It’s hard to believe that we are officially at the 40th Anniversary of Earth Day. Green, while now blasted into our consciousness, still feels very new. While concern for the environment has been circulating in fits and starts in retailing for quite some time, it has not really gained traction until the past few years. In fact, we published an infamous edition of our Retail Watch newsletter exactly twenty years ago that spoke in glowing terms about the green revolution, the rapid embrace by consumers and ambitious programs being launched by retailers. As we eloquently stated, “The “Green Revolution” represents one of the quickest and most significant shifts in consumer attitudes in this country’s history.” Oops. The recession of 90-92 came along and green once again receded into the background.
Fast forward to three years ago and we were in the midst of writing our latest book, Greentailing and other Revolutions in Retail. We attempt in this book to be provocative and look ahead in the key trends that will influence retail as we move into the future. Along with green, these trends include shifting demography, the rise of experiential retailing, brands going retail, services growth and new ways to reach consumers outside of traditional brick and mortar. But, as the title suggest, Greentailing vaulted ahead of the pack.
What have we learned about green since we began researching this subject:
· Green is important to around two-thirds of customers. While only a small percentage (around 17% at last count) are actively green, another 50% or so will consider green in their purchases and activities.
· The stigma around green products is disappearing. The perceived quality is going up which is encouraging trial and usage.
· Customers will not pay more for green. At most, consumers are willing to pay around 5% more for a green product.
· Retailers, from a customers’ point of view, are not doing enough
Taken together, these facts present the challenge and opportunity of going green. We developed a simple model called T.A.S.C. to present an overview of effective retail strategy:
· Think Green. Build green into the mission of the company
· Act Green. Utilize various energy savings, waste reduction and recycling programs and invest in conservation and sustainability to run more efficiently.
· Sell Green. Carry more products that offer “green” benefits
· Convey Green.
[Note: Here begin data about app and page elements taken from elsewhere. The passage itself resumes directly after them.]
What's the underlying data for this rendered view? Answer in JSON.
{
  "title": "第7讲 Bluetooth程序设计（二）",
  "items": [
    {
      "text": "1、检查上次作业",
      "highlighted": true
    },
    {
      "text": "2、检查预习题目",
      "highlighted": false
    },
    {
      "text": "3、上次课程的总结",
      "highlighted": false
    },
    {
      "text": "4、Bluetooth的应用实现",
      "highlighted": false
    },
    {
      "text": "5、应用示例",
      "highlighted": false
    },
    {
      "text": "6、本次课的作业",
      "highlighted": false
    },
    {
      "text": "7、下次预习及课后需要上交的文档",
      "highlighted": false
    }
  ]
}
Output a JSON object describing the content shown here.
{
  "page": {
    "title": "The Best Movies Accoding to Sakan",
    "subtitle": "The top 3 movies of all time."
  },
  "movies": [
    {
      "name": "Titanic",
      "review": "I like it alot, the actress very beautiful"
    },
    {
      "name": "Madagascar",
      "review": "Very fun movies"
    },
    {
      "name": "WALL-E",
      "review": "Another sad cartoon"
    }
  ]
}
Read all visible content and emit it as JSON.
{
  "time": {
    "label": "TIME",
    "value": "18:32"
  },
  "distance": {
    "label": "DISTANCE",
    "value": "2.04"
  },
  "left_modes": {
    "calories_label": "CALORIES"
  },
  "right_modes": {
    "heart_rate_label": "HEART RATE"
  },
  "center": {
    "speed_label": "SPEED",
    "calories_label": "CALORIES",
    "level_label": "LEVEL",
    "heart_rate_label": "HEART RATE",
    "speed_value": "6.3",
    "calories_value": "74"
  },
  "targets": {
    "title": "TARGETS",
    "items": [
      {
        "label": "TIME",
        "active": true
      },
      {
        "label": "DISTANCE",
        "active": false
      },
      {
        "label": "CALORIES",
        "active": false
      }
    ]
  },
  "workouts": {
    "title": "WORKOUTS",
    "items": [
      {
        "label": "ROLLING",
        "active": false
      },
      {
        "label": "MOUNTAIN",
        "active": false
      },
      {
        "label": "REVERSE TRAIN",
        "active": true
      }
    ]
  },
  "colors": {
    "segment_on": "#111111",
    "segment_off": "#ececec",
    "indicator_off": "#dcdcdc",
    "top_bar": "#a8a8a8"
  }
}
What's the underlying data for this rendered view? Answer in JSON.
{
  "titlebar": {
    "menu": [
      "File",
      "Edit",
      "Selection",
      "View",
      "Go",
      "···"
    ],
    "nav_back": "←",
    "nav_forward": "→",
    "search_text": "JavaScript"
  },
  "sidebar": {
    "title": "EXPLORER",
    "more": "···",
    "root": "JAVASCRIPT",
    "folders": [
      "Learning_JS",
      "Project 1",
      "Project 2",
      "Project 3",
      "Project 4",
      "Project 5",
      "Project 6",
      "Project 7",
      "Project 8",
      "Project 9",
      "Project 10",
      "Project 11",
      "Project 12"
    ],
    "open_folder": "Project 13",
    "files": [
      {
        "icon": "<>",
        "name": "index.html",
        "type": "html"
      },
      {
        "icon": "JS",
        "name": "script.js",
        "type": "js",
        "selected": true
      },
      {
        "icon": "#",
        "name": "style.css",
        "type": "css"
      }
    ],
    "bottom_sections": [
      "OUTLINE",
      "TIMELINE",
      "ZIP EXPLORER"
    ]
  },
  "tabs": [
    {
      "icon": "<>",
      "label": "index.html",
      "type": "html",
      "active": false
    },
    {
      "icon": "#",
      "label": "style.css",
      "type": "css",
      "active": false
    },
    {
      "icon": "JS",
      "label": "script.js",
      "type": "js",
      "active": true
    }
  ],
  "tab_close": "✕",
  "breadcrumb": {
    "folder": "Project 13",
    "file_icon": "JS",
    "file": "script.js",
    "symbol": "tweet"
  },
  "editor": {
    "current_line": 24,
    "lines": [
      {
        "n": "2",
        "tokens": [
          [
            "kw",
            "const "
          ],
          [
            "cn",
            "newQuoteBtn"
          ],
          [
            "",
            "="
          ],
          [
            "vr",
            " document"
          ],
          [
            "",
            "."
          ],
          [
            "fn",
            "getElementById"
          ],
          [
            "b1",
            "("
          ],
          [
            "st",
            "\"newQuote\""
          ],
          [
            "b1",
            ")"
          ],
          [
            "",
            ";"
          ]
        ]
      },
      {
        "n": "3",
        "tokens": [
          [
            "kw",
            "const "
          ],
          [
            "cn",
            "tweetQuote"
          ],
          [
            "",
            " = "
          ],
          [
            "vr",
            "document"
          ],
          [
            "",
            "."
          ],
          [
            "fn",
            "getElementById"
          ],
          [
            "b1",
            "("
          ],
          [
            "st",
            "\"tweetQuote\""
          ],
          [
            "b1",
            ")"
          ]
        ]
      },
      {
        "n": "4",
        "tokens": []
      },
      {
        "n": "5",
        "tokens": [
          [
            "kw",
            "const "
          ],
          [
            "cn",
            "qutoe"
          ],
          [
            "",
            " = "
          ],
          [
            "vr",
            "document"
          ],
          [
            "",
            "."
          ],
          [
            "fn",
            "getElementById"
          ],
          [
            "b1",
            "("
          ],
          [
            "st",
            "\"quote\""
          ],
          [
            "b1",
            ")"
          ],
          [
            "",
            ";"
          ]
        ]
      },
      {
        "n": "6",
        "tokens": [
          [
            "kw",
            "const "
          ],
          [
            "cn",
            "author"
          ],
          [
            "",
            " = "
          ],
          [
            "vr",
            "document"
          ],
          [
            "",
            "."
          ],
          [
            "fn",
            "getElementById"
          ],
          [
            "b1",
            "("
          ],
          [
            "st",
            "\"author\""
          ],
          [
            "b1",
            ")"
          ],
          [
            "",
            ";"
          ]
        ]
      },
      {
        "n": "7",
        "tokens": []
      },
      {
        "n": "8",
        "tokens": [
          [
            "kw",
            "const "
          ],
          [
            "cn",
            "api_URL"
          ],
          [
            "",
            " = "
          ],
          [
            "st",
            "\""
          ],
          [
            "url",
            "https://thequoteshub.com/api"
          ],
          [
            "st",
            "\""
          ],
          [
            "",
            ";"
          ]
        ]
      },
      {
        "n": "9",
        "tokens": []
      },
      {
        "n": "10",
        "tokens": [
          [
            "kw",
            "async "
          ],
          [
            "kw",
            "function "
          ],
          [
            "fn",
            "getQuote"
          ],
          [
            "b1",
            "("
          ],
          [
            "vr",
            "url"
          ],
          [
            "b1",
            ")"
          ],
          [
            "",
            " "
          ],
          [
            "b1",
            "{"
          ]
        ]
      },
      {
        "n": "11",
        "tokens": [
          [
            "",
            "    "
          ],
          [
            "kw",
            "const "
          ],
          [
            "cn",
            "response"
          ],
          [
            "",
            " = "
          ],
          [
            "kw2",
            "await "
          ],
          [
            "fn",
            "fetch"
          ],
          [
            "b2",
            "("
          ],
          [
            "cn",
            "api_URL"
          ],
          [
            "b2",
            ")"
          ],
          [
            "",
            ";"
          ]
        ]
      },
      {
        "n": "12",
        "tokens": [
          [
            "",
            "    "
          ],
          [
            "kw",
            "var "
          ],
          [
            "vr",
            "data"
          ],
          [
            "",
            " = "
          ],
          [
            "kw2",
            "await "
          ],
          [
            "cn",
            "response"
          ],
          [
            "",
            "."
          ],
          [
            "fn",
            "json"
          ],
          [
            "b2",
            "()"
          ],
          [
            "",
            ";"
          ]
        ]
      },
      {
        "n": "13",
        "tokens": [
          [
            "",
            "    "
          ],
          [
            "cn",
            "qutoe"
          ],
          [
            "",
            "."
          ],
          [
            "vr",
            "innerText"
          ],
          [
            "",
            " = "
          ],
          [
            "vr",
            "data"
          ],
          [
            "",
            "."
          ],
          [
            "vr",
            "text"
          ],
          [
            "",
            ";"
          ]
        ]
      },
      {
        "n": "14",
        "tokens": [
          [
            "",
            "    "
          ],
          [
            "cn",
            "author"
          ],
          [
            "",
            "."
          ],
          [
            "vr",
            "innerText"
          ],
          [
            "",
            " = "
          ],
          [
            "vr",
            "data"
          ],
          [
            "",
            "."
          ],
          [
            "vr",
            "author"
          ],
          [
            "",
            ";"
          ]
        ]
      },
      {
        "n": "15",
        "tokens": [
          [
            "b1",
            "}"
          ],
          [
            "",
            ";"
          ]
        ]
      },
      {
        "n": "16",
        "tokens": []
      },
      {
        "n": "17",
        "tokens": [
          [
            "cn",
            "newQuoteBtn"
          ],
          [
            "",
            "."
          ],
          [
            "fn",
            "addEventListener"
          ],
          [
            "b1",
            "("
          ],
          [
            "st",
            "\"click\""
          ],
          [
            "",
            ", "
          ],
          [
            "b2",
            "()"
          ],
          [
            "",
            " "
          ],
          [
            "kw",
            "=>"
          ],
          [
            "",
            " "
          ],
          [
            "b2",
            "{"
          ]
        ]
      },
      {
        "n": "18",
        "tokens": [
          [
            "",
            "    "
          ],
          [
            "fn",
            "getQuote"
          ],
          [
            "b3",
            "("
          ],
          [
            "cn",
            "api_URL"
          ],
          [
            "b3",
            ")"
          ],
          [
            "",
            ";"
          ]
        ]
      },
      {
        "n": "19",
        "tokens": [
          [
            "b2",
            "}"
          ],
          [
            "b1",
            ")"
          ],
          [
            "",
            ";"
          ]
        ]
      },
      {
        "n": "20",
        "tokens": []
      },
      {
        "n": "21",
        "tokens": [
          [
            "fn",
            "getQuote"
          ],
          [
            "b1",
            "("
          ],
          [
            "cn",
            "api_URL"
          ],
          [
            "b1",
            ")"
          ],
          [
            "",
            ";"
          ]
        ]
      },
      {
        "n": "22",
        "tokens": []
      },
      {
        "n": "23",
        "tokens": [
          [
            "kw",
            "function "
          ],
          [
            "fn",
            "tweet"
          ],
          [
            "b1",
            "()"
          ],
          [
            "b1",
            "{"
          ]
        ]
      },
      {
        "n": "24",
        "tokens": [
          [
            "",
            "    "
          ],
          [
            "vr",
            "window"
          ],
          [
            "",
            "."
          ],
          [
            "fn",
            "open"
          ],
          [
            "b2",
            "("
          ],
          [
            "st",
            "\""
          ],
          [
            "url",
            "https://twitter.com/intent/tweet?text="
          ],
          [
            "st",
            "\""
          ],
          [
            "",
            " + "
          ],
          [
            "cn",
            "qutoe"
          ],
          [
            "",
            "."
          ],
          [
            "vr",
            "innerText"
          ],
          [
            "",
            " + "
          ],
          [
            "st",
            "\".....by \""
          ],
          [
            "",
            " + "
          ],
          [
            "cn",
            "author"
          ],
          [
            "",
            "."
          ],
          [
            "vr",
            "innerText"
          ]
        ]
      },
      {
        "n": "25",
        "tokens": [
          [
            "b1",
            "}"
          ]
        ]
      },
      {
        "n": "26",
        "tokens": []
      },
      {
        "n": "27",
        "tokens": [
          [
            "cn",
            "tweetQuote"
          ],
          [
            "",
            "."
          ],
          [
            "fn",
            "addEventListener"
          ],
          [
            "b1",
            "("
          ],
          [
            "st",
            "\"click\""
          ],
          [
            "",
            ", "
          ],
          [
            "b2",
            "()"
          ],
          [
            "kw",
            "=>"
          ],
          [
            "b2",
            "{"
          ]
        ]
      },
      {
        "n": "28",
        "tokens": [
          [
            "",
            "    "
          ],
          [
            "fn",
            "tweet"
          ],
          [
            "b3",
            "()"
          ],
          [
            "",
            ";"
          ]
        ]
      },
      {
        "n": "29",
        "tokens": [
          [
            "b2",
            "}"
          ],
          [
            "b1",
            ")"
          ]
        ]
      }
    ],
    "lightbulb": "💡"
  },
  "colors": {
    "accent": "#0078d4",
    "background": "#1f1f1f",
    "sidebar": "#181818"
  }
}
Communicate your green strategy to consumers in a compelling way
Of these four, Act green has gained the most traction because of the tangible savings and benefits arising from it. The two consumer fronting areas: Selling Green and Conveying Green need the most work still. Figuring out what products truly are “green” is extraordinarily confusing for the consumer and the lack of uniform standards and labels exacerbates the issue. And, retailers are not getting enough credit for what they already do. Conveying Green is a significant opportunity. We can say that there is significantly more marketing activities around Earth Week 2010 than we have ever seen. Hopefully, more consumers get the message.
Has Greentailing been the revolution we predicted? It is perhaps too early to say. While it has dominated headlines, it is still not clear that a retailer can build a sustainable advantage by being green. Important? Yes. Necessary to compete? Absolutely. Game changing? Not yet…